══ Extracted entries ══

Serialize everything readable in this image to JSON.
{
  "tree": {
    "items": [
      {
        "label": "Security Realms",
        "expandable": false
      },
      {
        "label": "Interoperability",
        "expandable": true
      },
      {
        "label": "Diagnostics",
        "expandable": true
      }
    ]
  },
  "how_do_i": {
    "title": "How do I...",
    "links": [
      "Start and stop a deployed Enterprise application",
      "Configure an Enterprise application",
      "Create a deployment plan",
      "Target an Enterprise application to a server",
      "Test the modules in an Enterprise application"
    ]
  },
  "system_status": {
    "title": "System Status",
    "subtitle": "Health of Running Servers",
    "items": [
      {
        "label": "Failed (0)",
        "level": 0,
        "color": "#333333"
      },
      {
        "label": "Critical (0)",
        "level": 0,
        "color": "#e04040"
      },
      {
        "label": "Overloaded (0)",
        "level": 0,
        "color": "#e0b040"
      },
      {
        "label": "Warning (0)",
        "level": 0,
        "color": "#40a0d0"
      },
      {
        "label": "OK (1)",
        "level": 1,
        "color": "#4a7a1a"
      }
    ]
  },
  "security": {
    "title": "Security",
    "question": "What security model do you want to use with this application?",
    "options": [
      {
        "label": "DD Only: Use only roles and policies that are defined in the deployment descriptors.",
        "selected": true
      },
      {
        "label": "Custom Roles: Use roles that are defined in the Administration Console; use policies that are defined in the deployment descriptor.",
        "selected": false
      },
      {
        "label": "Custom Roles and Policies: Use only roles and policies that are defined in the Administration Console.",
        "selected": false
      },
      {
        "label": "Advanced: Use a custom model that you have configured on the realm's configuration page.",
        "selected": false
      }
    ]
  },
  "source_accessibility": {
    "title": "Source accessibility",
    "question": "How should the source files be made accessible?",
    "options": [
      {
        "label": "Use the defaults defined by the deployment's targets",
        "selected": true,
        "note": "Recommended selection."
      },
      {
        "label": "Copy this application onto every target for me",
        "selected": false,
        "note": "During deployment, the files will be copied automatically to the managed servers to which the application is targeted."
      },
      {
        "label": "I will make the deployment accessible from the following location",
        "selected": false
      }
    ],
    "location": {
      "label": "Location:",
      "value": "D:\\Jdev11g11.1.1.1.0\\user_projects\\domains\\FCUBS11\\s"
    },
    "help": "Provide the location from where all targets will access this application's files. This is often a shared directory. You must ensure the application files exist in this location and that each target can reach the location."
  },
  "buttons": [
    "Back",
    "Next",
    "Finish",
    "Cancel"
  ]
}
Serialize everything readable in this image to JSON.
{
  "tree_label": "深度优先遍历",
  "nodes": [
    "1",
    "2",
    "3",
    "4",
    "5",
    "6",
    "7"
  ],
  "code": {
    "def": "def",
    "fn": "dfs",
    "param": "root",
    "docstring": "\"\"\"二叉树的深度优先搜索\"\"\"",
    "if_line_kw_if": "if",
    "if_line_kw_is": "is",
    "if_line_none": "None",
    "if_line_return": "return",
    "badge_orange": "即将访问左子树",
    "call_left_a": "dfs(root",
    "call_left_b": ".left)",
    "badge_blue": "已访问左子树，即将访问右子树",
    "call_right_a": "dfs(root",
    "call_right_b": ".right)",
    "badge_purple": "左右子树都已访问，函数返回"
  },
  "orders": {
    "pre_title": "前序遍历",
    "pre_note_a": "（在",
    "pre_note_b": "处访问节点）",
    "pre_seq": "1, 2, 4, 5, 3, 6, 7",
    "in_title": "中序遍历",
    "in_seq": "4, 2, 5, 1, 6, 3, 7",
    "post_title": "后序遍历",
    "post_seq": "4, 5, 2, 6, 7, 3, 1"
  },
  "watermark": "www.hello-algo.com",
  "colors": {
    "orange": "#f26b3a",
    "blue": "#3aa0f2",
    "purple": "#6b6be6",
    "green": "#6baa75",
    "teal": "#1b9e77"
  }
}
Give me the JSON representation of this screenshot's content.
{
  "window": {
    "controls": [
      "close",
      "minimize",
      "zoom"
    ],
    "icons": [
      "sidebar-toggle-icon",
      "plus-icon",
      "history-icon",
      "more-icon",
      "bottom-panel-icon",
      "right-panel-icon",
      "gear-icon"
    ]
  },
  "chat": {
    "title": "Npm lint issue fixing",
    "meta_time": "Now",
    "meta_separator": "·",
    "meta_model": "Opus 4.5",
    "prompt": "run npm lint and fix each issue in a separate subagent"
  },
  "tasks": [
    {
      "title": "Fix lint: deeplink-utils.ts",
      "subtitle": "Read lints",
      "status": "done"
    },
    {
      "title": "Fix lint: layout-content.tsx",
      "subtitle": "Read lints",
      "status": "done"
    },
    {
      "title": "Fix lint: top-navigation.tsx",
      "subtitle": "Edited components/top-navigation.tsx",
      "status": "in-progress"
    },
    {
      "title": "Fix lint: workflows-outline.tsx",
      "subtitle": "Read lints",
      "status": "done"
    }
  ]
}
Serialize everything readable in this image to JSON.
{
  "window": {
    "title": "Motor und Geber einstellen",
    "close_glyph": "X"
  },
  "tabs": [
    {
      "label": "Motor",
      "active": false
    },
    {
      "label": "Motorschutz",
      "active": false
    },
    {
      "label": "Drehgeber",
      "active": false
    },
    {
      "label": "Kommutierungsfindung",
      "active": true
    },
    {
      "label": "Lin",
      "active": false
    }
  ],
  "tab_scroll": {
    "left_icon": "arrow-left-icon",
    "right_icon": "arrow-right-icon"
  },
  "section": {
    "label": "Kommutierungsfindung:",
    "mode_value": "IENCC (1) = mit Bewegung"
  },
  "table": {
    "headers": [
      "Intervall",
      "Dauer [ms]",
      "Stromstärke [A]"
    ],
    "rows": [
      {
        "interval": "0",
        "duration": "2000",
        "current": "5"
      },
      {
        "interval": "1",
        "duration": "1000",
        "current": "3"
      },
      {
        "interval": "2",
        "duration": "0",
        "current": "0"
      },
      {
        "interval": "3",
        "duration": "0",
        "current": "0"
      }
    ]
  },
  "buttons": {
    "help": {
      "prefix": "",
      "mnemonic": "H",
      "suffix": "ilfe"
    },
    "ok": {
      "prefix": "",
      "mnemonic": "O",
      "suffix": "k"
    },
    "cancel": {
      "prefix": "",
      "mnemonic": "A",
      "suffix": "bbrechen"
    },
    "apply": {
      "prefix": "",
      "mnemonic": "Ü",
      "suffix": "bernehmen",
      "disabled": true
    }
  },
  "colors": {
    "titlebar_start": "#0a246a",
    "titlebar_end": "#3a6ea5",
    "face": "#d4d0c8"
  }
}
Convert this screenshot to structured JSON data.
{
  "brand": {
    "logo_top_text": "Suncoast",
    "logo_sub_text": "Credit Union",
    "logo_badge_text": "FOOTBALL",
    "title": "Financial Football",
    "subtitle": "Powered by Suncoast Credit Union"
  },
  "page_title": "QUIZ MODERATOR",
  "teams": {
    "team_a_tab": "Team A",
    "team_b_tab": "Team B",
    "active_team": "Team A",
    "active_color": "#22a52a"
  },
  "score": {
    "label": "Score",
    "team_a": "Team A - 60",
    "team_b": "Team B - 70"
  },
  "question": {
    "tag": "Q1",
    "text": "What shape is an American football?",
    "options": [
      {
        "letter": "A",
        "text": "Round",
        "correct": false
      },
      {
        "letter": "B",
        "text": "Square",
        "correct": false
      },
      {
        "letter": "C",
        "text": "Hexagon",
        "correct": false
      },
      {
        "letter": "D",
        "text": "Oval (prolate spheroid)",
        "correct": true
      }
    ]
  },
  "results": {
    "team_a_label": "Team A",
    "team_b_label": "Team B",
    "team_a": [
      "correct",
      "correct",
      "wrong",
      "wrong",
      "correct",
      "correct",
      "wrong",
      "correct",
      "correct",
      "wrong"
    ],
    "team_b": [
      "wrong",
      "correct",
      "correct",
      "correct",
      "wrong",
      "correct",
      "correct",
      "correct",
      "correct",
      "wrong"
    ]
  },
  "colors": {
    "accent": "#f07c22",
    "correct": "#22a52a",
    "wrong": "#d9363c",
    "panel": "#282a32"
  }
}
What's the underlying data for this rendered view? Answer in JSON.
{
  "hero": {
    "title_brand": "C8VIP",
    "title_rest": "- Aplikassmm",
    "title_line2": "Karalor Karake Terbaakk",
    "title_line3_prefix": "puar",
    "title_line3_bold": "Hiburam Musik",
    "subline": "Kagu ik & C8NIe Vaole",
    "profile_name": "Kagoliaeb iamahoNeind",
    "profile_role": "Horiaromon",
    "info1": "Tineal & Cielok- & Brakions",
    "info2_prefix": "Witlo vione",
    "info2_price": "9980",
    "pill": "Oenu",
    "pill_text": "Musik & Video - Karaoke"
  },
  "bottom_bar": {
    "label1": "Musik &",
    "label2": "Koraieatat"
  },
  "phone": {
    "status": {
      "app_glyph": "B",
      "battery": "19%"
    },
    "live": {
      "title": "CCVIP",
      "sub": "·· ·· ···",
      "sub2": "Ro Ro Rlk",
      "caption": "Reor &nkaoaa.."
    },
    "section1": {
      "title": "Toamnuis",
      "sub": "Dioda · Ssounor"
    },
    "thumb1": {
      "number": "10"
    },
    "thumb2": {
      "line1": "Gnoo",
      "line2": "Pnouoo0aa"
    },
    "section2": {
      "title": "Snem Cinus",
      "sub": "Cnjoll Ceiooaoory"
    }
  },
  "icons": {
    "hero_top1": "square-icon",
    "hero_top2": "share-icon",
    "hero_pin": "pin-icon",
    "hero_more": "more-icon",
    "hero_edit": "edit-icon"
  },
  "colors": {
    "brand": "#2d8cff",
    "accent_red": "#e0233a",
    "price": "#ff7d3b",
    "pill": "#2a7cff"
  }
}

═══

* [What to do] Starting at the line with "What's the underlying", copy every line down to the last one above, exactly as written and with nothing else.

* [Reply to the exercise]
What's the underlying data for this rendered view? Answer in JSON.
{
  "hero": {
    "title_brand": "C8VIP",
    "title_rest": "- Aplikassmm",
    "title_line2": "Karalor Karake Terbaakk",
    "title_line3_prefix": "puar",
    "title_line3_bold": "Hiburam Musik",
    "subline": "Kagu ik & C8NIe Vaole",
    "profile_name": "Kagoliaeb iamahoNeind",
    "profile_role": "Horiaromon",
    "info1": "Tineal & Cielok- & Brakions",
    "info2_prefix": "Witlo vione",
    "info2_price": "9980",
    "pill": "Oenu",
    "pill_text": "Musik & Video - Karaoke"
  },
  "bottom_bar": {
    "label1": "Musik &",
    "label2": "Koraieatat"
  },
  "phone": {
    "status": {
      "app_glyph": "B",
      "battery": "19%"
    },
    "live": {
      "title": "CCVIP",
      "sub": "·· ·· ···",
      "sub2": "Ro Ro Rlk",
      "caption": "Reor &nkaoaa.."
    },
    "section1": {
      "title": "Toamnuis",
      "sub": "Dioda · Ssounor"
    },
    "thumb1": {
      "number": "10"
    },
    "thumb2": {
      "line1": "Gnoo",
      "line2": "Pnouoo0aa"
    },
    "section2": {
      "title": "Snem Cinus",
      "sub": "Cnjoll Ceiooaoory"
    }
  },
  "icons": {
    "hero_top1": "square-icon",
    "hero_top2": "share-icon",
    "hero_pin": "pin-icon",
    "hero_more": "more-icon",
    "hero_edit": "edit-icon"
  },
  "colors": {
    "brand": "#2d8cff",
    "accent_red": "#e0233a",
    "price": "#ff7d3b",
    "pill": "#2a7cff"
  }
}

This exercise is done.